• _Task to carry out_
Out of the entries that follow, copy each line containing "true".

• _Records drawn from a dataset_
* * * * * * * * *
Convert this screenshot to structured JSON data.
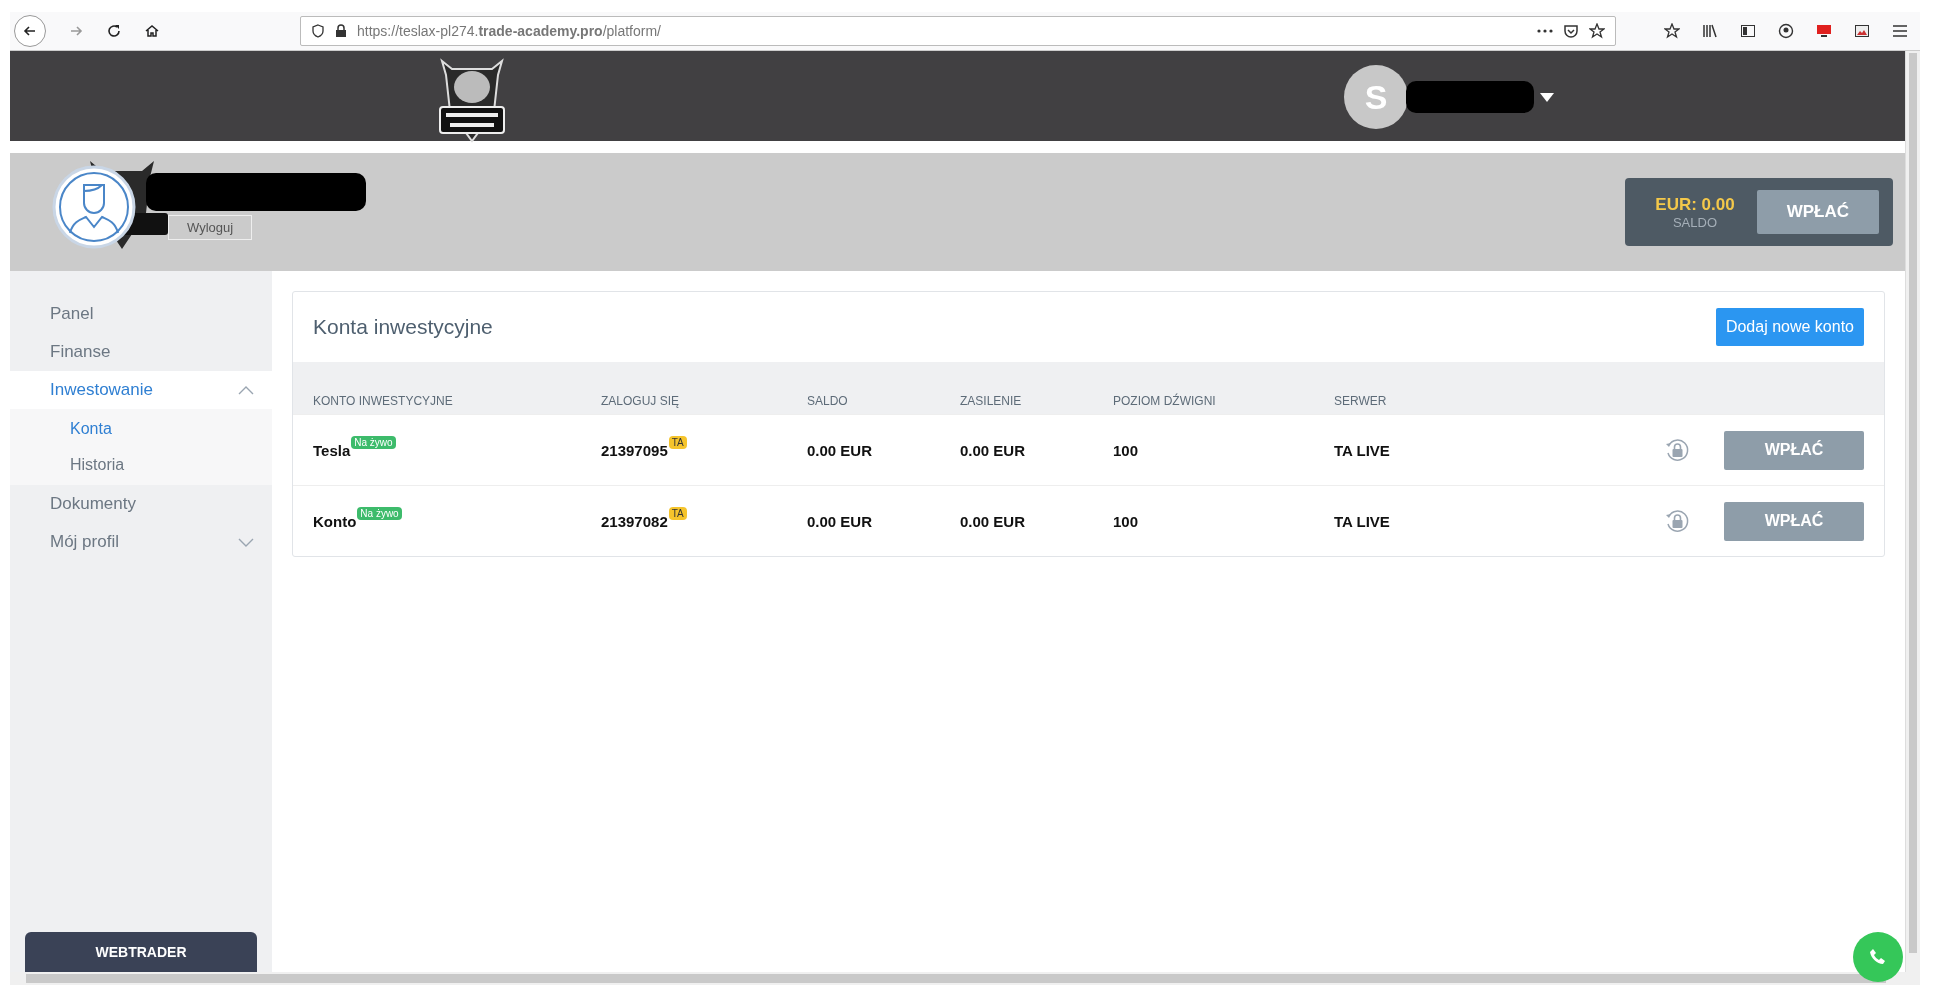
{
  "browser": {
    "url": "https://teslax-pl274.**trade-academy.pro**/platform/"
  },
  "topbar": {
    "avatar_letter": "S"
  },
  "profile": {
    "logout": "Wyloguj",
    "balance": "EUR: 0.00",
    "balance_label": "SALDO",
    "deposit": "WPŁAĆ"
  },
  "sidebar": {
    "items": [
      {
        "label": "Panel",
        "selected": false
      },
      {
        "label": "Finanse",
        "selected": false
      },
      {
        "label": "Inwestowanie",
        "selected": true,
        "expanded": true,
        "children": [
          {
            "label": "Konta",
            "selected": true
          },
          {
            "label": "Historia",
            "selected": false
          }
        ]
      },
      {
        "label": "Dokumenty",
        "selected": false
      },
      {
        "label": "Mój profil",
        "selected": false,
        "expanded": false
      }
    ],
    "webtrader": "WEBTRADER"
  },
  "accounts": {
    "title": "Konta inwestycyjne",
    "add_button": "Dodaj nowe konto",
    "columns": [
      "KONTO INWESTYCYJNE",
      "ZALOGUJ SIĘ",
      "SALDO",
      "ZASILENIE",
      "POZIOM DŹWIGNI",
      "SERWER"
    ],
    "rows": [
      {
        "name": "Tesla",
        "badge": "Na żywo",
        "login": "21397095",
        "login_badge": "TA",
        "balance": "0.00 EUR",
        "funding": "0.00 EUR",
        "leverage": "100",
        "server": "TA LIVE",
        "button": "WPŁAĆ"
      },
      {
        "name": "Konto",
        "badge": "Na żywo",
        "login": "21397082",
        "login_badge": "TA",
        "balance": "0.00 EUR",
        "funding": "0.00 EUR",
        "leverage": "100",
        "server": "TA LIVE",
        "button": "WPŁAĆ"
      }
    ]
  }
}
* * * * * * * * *
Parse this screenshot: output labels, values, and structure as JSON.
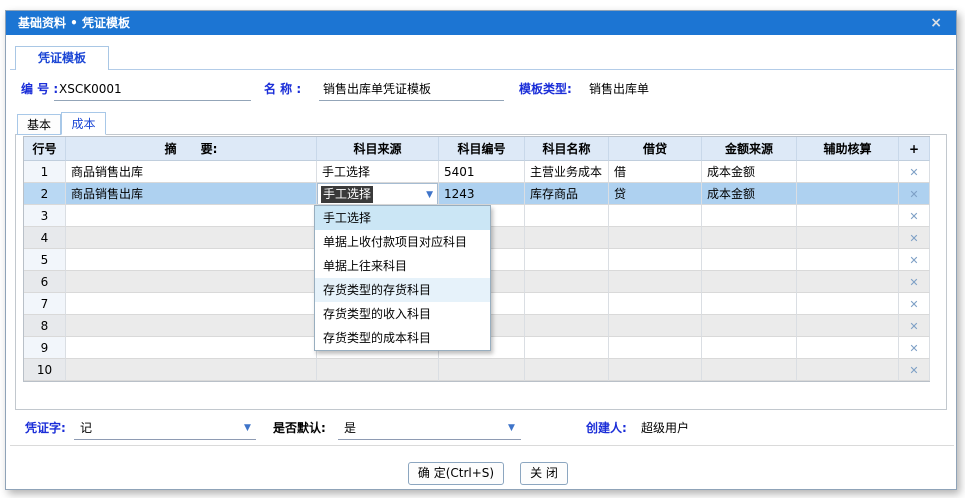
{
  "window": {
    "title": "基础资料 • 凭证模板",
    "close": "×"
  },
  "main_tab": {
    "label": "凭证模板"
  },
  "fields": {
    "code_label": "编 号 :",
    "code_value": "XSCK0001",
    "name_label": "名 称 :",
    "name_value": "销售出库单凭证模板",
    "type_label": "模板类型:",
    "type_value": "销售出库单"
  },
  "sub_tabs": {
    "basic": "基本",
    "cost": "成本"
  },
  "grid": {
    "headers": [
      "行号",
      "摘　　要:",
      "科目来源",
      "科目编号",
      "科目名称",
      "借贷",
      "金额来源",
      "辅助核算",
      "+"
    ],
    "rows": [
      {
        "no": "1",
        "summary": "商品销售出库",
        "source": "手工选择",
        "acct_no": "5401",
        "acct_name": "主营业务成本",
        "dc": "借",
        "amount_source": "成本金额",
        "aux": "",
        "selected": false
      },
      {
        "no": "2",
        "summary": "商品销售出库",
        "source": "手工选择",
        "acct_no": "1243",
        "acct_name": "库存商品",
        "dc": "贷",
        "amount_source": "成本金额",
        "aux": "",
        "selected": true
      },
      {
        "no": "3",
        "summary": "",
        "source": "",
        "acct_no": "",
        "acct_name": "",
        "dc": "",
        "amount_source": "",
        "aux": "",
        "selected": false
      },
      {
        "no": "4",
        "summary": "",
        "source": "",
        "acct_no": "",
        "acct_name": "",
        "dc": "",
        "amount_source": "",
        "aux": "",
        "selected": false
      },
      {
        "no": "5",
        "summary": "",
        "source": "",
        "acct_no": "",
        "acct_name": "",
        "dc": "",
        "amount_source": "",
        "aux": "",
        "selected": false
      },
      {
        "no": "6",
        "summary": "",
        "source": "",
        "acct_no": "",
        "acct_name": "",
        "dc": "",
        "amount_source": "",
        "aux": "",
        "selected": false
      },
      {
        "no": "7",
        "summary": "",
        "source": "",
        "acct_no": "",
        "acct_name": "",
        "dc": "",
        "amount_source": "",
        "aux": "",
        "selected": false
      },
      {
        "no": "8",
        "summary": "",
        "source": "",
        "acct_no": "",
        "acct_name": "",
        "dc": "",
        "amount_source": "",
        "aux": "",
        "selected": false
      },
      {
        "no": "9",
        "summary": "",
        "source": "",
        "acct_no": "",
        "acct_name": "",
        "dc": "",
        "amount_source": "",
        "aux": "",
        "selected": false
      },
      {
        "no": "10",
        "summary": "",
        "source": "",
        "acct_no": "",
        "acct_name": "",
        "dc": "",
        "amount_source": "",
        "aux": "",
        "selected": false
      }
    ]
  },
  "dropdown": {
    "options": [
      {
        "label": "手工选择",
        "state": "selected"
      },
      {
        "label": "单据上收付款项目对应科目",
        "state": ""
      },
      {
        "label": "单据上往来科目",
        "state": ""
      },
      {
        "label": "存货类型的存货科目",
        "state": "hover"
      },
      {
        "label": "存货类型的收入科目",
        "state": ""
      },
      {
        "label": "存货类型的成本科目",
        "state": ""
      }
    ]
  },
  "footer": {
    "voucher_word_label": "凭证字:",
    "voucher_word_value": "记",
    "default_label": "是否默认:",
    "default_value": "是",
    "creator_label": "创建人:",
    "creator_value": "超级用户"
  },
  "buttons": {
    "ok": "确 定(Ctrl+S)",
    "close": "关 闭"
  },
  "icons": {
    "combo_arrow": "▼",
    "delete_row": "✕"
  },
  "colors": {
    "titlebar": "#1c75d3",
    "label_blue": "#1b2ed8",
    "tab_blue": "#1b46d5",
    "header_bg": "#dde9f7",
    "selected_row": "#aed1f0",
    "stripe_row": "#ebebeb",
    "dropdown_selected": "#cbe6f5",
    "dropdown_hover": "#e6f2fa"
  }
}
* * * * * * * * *
• _Result below_
        "selected": true,
        "expanded": true,
            "selected": true
        "selected": true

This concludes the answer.